Walking the Talk: Ethical Leadership Behavior
Perspectives from Social Science Research, Philosophy and the Ethics Institute at Kent Place School
By Ariel Sykes, Assistant Director of the Ethics Institute
This blog is part of our Exploring Ethical Leadership Blog Series
Question #2: How does and should an ethical leader behave?
Social Science Lense
If we look at Brown and Trevino’s descriptive account of a “moral person” and “moral manager” as a guide, then an ethical leader should:
We can also look to philosophy for answers to this question. People often turn to ethical theories to help guide their ethical behavior.
If we take Consequentialism then we can say an ethical leader is one who uses the possible outcomes and impacts of an action to determine what to do. (To learn more about Consequentialism, read this article from the Internet Encyclopedia of Philosophy).
We can also look at Deontology, which guides an ethical leader to think about what decision aligns with a set of ethical rules and to act based on these principles out of duty to “do the right thing.” (To learn more about Deontology, read this article from The Ethics Center).

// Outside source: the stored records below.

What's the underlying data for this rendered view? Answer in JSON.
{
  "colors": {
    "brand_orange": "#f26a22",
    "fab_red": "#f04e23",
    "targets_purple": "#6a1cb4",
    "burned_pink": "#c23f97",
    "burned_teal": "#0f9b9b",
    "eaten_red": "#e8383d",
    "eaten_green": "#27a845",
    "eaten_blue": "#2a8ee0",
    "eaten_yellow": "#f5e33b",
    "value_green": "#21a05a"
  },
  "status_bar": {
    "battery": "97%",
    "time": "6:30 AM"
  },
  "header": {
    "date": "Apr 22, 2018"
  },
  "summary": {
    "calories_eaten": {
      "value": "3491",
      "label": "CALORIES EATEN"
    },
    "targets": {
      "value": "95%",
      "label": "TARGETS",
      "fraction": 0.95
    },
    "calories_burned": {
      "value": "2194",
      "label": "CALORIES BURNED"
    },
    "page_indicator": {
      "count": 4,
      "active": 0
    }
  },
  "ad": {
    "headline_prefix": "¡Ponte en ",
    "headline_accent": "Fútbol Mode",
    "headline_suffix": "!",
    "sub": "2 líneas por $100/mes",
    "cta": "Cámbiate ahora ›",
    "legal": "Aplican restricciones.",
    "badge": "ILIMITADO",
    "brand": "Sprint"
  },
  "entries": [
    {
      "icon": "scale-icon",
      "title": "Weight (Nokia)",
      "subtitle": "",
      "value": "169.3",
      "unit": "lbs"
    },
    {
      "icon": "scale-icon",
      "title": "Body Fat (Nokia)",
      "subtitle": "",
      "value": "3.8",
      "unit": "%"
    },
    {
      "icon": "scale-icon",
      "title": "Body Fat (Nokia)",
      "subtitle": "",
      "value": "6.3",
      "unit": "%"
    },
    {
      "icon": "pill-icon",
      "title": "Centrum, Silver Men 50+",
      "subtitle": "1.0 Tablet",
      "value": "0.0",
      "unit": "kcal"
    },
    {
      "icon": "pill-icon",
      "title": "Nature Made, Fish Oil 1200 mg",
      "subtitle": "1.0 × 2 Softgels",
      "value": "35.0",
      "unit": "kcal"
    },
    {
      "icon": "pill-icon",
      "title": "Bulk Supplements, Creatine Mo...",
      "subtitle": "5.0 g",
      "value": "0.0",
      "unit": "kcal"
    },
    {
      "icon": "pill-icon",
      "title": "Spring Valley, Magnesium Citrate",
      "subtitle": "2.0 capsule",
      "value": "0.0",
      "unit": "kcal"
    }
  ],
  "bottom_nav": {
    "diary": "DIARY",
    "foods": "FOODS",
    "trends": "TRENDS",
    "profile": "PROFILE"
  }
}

Either of these approaches, if the spirit of the theory is kept in tack and followed consistently, could arguably help us act morally in our personal and work lives, which Brown and Trevino argue are essential to being an ethical leader.
Reflections from the Ethics Institute
At The Ethics Institute at Kent Place School we use The Ethical Decision-Making Method to help us cultivate ethical behavior in our school and communities. We teach and practice this model with our faculty, staff, students, families and community partners to develop and support ethical leadership.
For us “behaving as an ethical leader” is more than following a particular ethical theory or abiding by the rules and norms of a space. For us, it is about intentionally engaging in a decision-making process that is grounded in an individual’s personal values, a commitment to critical and creative thinking practices, and a willingness to be open to differing (and even challenging) perspectives.
Our method, which consists of a series of steps, offers a structured approach to ethical decision-making that encourages consistency in thinking and acting across ethical dilemmas while also honoring the role that an individual’s values play in guiding and motivating their behavior. The foundation of Ethical Decision-Making Method rests on the values of integrity, respect, empathy, and authenticity.
Works Cited (for the entire four part blog series)
Arendt, H. (1970). On Violence. San Diego: Harcourt, Brace, Jovanovich.
Arendt, H. (1958). The Human Condition. Chicago: University of Chicago Press.
Aristotle, ., Ross, W. D., & Brown, L. (2009). The Nicomachean Ethics. Oxford: Oxford University Press.
Big Thinkers and Explainers (2016, February 18). Ethics Explainer: Deontology. The Ethics Centre. https://ethics.org.au/ethics-explainer-deontology/
Brown, Michael & Treviño, Linda. (2006). Ethical Leadership: A Review and Future Directions. The Leadership Quarterly. 17. 595-616. https://www.sciencedirect.com/science/article/pii/S104898430600110X
Crash Course (2016, November 28). Contractarianism: Crash Course Philosophy #37. YouTube. https://www.youtube.com/watch?v=2Co6pNvd9mc&feature=youtu.be
Encyclopedia Britannica (2019). Social Learning. Encyclopedia Britannica, Inc. https://www.britannica.com/science/social-learning
Haines, William (1995). Consequentialism. Internet Encyclopedia of Philosophy. https://www.iep.utm.edu/conseque/
Hobbes, T. (1969). Leviathan, 1651. Menston: Scolar P.
Marcus, A., & Hays, G. (2002). Meditations. New York: Modern Library.
Plato, Anastaplo, G., & Berns, L. (2004). Plato’s Meno. Newburyport, MA: Focus Pub./R. Pullins Co.